|Jon Bon Jovi and Bandmates Delight 16,000
Delirium greets Bon Jovi
This may ruffle some feathers among the boomer set, but if someone is compiling a list of potential Rolling Stones successors on the nostalgia-rock arena circuit, they might consider 20-year-running pop-metal act Bon Jovi.
The New jersey band led by venerable blow-dried poster-boy Jon Bon Jovi packed the Bell Centre for the third time in two years last night, before an estatic crowd of 16,000-plus fans.
Every seat was full - or at least could have been had anybody wanted to sit. The standing O began before the curtain and lasted throughout most of the night. The deafening screams started immediately.
Bon Jovi's been on a rebound of late. returning to the pop radar in 2000 with the radio-ready album Crush, the band wasted little time before heading back to the studio for last year's Bounce, the title track of which led off the evening.
Front and centre: Mr. Bon Jovi himself, with boyish grin, manly tan and flowing locks intact. Pumping his fist to the simple-yet-effective chorus, "Bounce!"
The result? Delirium, of course. And if the song was helped along by early- show adrenaline, it was heavyweight hit power that propelled the next song, You give love a bad name, off the group's 1986 breaktrough album Slippery when wet.
Bon Jovi had only to sing the opening line, "Shot through the heart," before the entire room joined in for, "and you're to blame!/You give love/a bad name."
It is songs like this that Bon Jovi's staying power is built on. Bulging guitar riffs paired with head-bobbing, shout-along refrain.
Two songs later, another smash: Livin' on a prayer. With more classics peppered through the show (Wanted Dead or alive and the encore-igniter Bad Medicine, to name but two), theframework was in place.
Add some nuts and bolts, from the cheer-eliciting Runaway (off Bon Jovi's very first, pre-world-fame album, Bon Jovi) to the come-together Americana anthem Undivided, off Bounce, and you've got yourself a career-spanning rock show.
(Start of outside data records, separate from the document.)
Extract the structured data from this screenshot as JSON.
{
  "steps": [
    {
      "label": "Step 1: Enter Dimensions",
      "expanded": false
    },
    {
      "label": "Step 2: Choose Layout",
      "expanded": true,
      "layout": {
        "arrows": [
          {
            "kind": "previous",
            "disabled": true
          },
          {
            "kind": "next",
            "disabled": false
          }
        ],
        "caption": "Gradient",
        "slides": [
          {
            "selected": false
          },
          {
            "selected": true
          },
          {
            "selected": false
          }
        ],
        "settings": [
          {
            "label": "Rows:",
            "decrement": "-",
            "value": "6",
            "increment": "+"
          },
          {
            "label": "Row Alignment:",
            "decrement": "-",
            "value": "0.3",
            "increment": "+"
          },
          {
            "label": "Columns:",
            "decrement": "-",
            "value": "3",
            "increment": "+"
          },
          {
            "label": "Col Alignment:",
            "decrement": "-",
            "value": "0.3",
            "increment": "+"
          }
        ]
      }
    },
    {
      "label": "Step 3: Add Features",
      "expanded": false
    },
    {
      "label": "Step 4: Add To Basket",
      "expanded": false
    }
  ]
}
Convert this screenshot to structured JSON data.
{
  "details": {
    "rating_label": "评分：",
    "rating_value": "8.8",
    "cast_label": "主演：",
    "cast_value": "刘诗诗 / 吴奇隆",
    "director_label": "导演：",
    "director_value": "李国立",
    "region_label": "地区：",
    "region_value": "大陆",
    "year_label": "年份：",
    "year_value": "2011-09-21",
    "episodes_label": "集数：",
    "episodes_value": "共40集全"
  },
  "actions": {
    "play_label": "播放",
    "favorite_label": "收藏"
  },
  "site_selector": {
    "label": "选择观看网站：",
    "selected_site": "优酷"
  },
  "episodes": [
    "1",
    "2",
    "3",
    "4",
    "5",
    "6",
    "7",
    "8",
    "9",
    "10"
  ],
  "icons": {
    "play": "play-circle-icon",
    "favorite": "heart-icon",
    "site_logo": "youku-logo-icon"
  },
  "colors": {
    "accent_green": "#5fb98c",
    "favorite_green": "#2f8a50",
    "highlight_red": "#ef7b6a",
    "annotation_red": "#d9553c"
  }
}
It's a very simple formula, and one that works for one main reason: nobody's messing with it. this is no-pretention, hands-in-the-air, party-hard rock, custom made for good times.
That the band still has no shame in closing the night with the familiar cover of Twist n'Shout is proof of its devotion to the fun of its fans. Rock on.